As noted by us earlier, direct income transfer of this kind is among three options for reducing the distress of farm households. Declaration of minimum support price (MSP) and periodic debt waivers are the other two methods that have been in vogue for decades now. The arguments supporting direct income transfer rather than the other two run as follows. Read: Income support is healthy tonic for smallholder farmers
MSP needs to be backed by a credible public procurement and storage network. This can realistically be created only for a subset of all possible crop choices that farmers have. Declaration of MSP backed by procurement structures eliminates market risks and thus make the supported crops more attractive. This tends to make farmers prefer them.
Such a policy was useful when India was deficit in cereals and oilseeds, but now the economy is headed for a surplus situation, at least medium term. Therefore, this policy creates problems of huge surplus stocks. There are the associated costs of waste, inefficiency and corruption in maintenance of the support structure.
Debt waivers have a built in bias in favor of those who take institutional credit and in reality reaches far fewer and possibly better off farmers than the number of farm households facing distress. This also creates a definite bias in the mind of bank officers to discourage lending aside from a culture of defaults anticipating write off.
Therefore direct income transfer schemes are superior. They neither distort crop economics nor allow crops to compete with each other on purely productivity and market considerations. They not only do not discriminate between loan seekers and those outside banking credit system, but also build creditworthiness among the poor households who can use transferred incomes as margin money for getting bank loans.
There are powerful and cogent arguments against direct income transfer. The first argument is from those who have no faith that surpluses are here to stay. “If every one started growing malta and mango, who will produce wheat and rice?” they ask.
They argue that there always is the chance that the absence of MSP will tend to discourage farmers from growing cereals and the country will go back to deficit in cereals and oilseeds. This will create the need to import large amounts of food grains, pulses and increase imports of edible oils, putting pressure on the economy. Given that we are a huge country, the size of such imports are likely to be massive.
The counterargument in regard to debt waivers is based on presence of risk and a comparison with industrial lending. Given the inherent uncertainty in crop production arising out of weather, pest and market factors, cash flows from farming are uncertain. Hence, a degree of flexibility in any credit operations is a must.
Rescheduling of crop loans, conversion of seasonal agricultural loans into medium-term loans and rescheduling of medium-term loan repayment had been the conventional tools in farm credit operations of the banks.

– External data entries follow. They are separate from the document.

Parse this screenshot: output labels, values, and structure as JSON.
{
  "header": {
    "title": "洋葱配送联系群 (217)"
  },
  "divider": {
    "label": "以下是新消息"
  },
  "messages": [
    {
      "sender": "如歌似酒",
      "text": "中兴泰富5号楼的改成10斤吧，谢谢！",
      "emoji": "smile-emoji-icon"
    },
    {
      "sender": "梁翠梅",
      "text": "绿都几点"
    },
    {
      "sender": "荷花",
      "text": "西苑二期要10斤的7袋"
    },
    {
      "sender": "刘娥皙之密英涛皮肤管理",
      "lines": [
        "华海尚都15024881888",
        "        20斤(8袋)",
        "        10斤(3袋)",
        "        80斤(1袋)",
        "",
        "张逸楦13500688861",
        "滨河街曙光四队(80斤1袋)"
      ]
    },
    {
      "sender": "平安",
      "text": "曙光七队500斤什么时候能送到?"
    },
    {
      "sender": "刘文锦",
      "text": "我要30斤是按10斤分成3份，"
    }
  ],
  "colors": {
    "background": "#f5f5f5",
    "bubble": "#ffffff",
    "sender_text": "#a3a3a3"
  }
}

Debt waiver is just the next step equivalent of the method of engaging with non-performing assets in industrial lending.
A very strong argument regarding use of direct income transfer schemes is based on how the recipients will view these. It is good to remember that both the food for work schemes elsewhere and the Employment Guarantee Scheme of the Government of Maharashtra began as compassionate support from benevolent governments helping people suffering from droughts or disasters. Together they culminated in the Mahatma Gandhi National Rural Employment Guarantee Act.

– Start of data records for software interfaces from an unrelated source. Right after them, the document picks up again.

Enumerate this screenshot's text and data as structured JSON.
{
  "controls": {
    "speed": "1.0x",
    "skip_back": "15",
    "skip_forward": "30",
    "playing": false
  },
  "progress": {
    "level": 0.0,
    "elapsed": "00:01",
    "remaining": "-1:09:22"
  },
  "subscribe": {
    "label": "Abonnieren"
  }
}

In this backdrop, an experienced civil servant expressed this view: in the first place, this government having begun the direct cash support, all subsequent governments will be forced to follow suit. Secondly, within a short while, recipients will assume them to be their entitlements rather than benevolent support given by a considerate government.
Once the income support assumes the perceived character of entitlements, things will go out of control. Courts may enter the picture demanding the basis on which a level of support is fixed. Questions about exclusion of the landless will be raised and the powerful logic of the inclusion lobby will force the government to consider similar support for all rural citizens.
The next stage will come when people will compare the level of support with the price levels and demand inflation adjustment. This has already happened in the case of rural employment guarantee scheme. So we would have a never-ending system of a budget allocation of distribution of money for doing nothing to be given on an inflation-adjusted basis to the whole population.
This surely has serious implications on fiscal discipline. While today favorable price conditions and ending of petroleum subsidies have created the cushion that enables the government to bear the cost of Rs 75,000 crore, it is not clear whether such happy times will last at all and for how long.
Ever rising population and reducing farm sizes have created this situation of distress on farmers. All the three measures above are only in the nature of palliative to the essential problem of unsustainable population living on a fixed resource base, the quality of which seems to be going down. Are there practical and humane answers that will last without creating the kind of problems these measures inherently have?
Sanjiv Phansalkar is associated closely with Transform Rural India Foundation. He was earlier a faculty member at the Institute of Rural Management Anand (IRMA). Phansalkar is a fellow of the Indian Institute of Management (IIM) Ahmedabad. Views are personal.